Illustration of a Devil found in the 13th century medieval manuscript Codex-Gigas. According to legend the book was written by a monk who sold his soul to the devil so in order to complete the manuscript in one night, and so complete the task which would let him off his execution (by being walled in alive) for breaking his monastic vows.
Bodleian Library, MS. Douce 134, f. 67v (‘Lucifer (composite devil with many heads) being judged by Christ in majesty, while the saints intercede for him’). Livre de la Vigne nostre Seigneur. France, c. 1450-1470
“In Canavesio’s vivid fifteenth-century mural in Notre Dame des Fontaines in La Brigue, France, we witness Judas hanging from an olive tree after the betrayal of Jesus. While a demon is shown extracting a miniature replica of Judas from the entrails of the suspended body of the betrayer
Le Déluge. Saint Agustin. La Cité de Dieu. Miniature de Maître de L'Échevinage. Rouen, troisième tiers du XVe siècle. Manuscrit sur vélin, avec miniatures et lettres ornées (47 x 34,5 cm) BNF, Manuscrits, français 28, f. 66v.
Couple with traditional Devil, or Oni-masks. Devil masks serve two purposes; the first, to portray the devil and create disasters or cause the plague, and conversely they are used to ward off evil spirits (As Fierce God Style). Used in Noh, Kabuki, and in celebration. Often handed down from generation to generation.
Krampus: The Christmas demon.

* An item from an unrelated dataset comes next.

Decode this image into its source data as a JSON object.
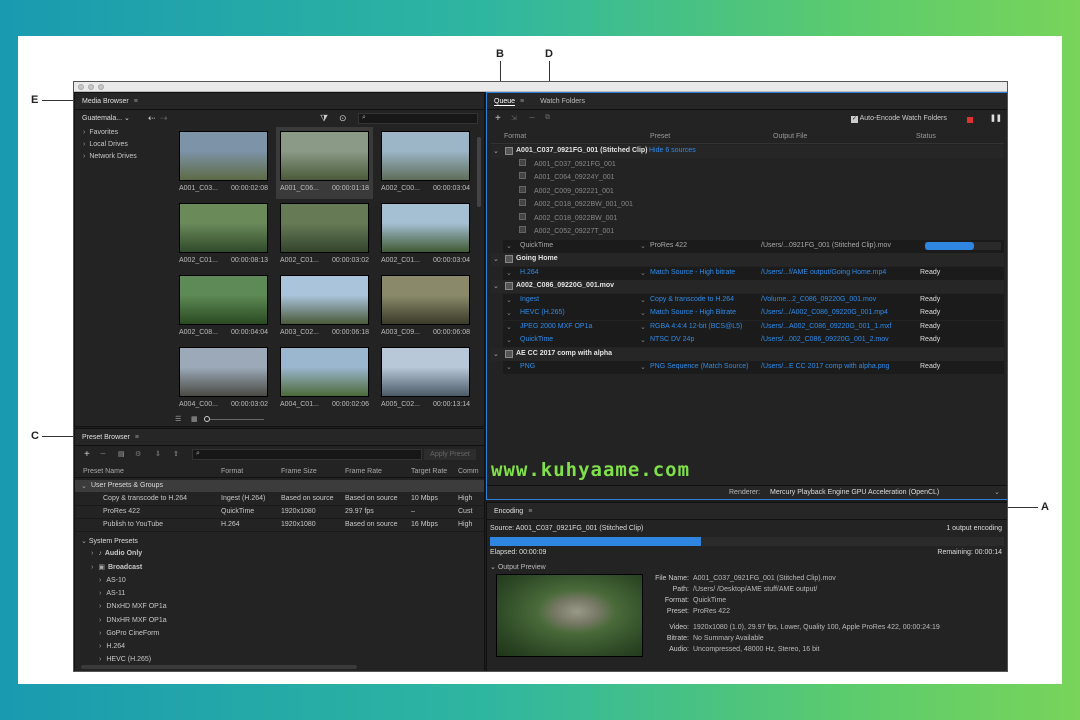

God love the Germans (and my heritage)... all other cultures share stories of sugar plum fairies for good children, leave it to the Kraut's to turn it around and threaten their children with a Christmas demon.